The course, called "North Carolina History: Our Part in the War for Southern Independence", claimed that slaves were happy in captivity, loyal to the South and not particularly interested in being liberated by the North in the civil war (1861-1865).
Teachers were drawn from a southern heritage group called the Sons of Confederate Veterans, which bases its claims on contemporary diary entries by northern and southern whites and 1930s interviews with former slaves.
News of the assertion provoked national outrage from the pre-eminent black civil rights organisation, the National Association for the Advancement of Colored People.
Rev George Allison, director of the North Carolina Branch of the NAACP, said: "It's derogatory toward the African-American community, and it has a negative impact on our future."

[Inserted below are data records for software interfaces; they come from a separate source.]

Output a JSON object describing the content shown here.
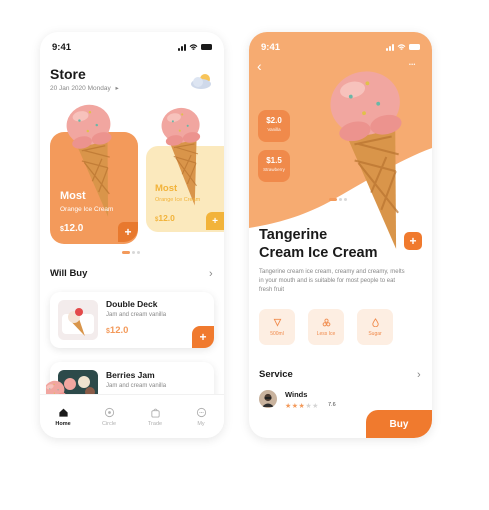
{
  "left": {
    "status_time": "9:41",
    "title": "Store",
    "date": "20 Jan 2020 Monday",
    "date_arrow": "▸",
    "weather_icon": "cloud-sun-icon",
    "featured": [
      {
        "title": "Most",
        "subtitle": "Orange Ice Cream",
        "currency": "$",
        "price": "12.0",
        "plus": "+"
      },
      {
        "title": "Most",
        "subtitle": "Orange Ice Cream",
        "currency": "$",
        "price": "12.0",
        "plus": "+"
      }
    ],
    "will_buy_title": "Will Buy",
    "will_buy_chevron": "›",
    "items": [
      {
        "name": "Double Deck",
        "desc": "Jam and cream vanilla",
        "currency": "$",
        "price": "12.0",
        "plus": "+"
      },
      {
        "name": "Berries Jam",
        "desc": "Jam and cream vanilla"
      }
    ],
    "tabs": [
      {
        "label": "Home",
        "icon": "home-icon",
        "active": true
      },
      {
        "label": "Circle",
        "icon": "circle-icon",
        "active": false
      },
      {
        "label": "Trade",
        "icon": "bag-icon",
        "active": false
      },
      {
        "label": "My",
        "icon": "chat-icon",
        "active": false
      }
    ]
  },
  "right": {
    "status_time": "9:41",
    "back": "‹",
    "more": "•••",
    "badges": [
      {
        "price": "$2.0",
        "label": "Vanilla"
      },
      {
        "price": "$1.5",
        "label": "Strawberry"
      }
    ],
    "product_title_line1": "Tangerine",
    "product_title_line2": "Cream Ice Cream",
    "add": "+",
    "description": "Tangerine cream ice cream, creamy and creamy, melts in your mouth and is suitable for most people to eat fresh fruit",
    "features": [
      {
        "label": "500ml",
        "icon": "cup-icon"
      },
      {
        "label": "Less Ice",
        "icon": "ice-icon"
      },
      {
        "label": "Sugar",
        "icon": "drop-icon"
      }
    ],
    "service_title": "Service",
    "service_chevron": "›",
    "reviewer": "Winds",
    "rating_value": 3.5,
    "rating_text": "7.6",
    "buy_label": "Buy"
  },
  "colors": {
    "orange": "#f39a5b",
    "deep_orange": "#f07a2e",
    "yellow_card": "#fbe9bd",
    "yellow_text": "#f2b33a",
    "hero": "#f6ab71"
  }
}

Despite the criticism, administrators of the Randolph Community College in Archdale, North Carolina, initially stood behind the course, whose curriculum they had approved.
College president Larry K Linker said: "Randolph supports an open educational atmosphere where varying views may be presented that are not necessarily the views of the college."
But when the United States Commission on Civil Rights invited historians and other civil war experts to counter the claims, Mr Linker abruptly cancelled the course.
"We would never intentionally set up any class that is offensive to anyone in our community," he said. "Obviously this class has done that. Therefore, we are going to step back and take a close look at it and at our process of approving courses. Although we remain committed to the ideals of academic freedom, that freedom should not allow any course that hurts the very people we are trying to serve."
Southern conservatives have blasted the decision and said the school had caved in to political correctness.
"We cannot allow political correctness to rewrite history or wipe out our heritage," said course instructor Jack Perdue.
The Southern Legal Resource Center, a group specialising in litigation involving Southern heritage issues, has also protested.
The centre's associate director Neill Payne said: "The fact that the school has decided to cancel this class demonstrates the ability of the forces of intimidation to stifle academic freedom."